Owner of Minnesota pharmaceutical business charged in drug conspiracy

Publish date:
Updated on

Federal prosecutors believe a Minnesota pharmaceutical wholesale company and the man who owns it are deeply involved in a far-reaching and illicit prescription drug trade.

According to an indictment unsealed this week, 50-year-old David Miller, owner of Minnesota Independent Cooperative (MIC) in Eagan, bought more than $150 million in illegally obtained pharmaceuticals from a group of accused racketeers in California from 2010 to 2014.

Officials believe Miller knew his sources were not licensed to sell the drugs, and knew that they had been "procured through unlicensed" sellers when he bought them.

According to the Pioneer Press, he may have sold as much as $393 millions in drugs from 2007 to 2014, but it's not clear what portion of that is connected to the illicit products.

The paper says Miller is a resident of Santa Ana, California.

The Justice Department states that Miller is a "central figure" in the alleged criminal network, whose influence apparently reached from California and Minnesota to Ohio and Puerto Rico.

As for the accused sellers of the prescription drugs, Ara Karapedyan, Mihran Stepanyan, and Artur Stepanyan, the charges against them allege a busy criminal enterprise with a long list of activities – like identity theft, fraud, money laundering, and murder-for-hire, officials say.

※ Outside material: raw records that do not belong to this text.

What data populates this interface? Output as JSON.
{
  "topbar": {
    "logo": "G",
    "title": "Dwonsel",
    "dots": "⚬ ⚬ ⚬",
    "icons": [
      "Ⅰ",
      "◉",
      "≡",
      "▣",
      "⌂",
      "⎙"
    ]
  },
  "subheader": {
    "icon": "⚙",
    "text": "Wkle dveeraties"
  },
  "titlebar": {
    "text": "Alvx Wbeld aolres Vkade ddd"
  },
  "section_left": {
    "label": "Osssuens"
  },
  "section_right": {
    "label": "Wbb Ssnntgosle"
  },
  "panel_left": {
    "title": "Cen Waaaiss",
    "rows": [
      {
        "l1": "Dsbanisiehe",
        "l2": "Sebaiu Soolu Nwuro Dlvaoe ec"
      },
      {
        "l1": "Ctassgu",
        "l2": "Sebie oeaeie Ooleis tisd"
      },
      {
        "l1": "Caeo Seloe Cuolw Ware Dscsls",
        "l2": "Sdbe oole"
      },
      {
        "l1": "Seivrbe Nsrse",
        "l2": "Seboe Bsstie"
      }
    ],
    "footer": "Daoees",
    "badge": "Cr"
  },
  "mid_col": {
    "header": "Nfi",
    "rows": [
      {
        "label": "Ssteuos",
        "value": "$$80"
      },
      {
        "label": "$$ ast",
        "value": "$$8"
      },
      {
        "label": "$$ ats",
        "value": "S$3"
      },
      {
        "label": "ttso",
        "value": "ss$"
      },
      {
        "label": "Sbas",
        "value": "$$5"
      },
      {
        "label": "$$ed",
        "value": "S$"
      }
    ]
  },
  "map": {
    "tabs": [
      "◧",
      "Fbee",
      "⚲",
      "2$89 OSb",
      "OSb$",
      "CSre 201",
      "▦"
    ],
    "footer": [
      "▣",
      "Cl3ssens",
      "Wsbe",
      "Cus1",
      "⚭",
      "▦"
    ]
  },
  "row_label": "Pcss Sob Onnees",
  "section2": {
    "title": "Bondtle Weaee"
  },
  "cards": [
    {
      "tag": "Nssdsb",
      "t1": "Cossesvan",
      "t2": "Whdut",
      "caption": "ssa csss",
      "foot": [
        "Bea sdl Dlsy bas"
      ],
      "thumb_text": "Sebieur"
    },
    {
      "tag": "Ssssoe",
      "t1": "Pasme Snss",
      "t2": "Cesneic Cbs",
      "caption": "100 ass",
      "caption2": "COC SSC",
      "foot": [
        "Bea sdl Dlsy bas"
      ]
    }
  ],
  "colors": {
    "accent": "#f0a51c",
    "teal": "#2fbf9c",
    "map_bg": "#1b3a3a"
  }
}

Miller faces a maximum penalty of 95 years in prison.

The MIC website is currently dark, but a notice indicates it will be back up next week.

Next Up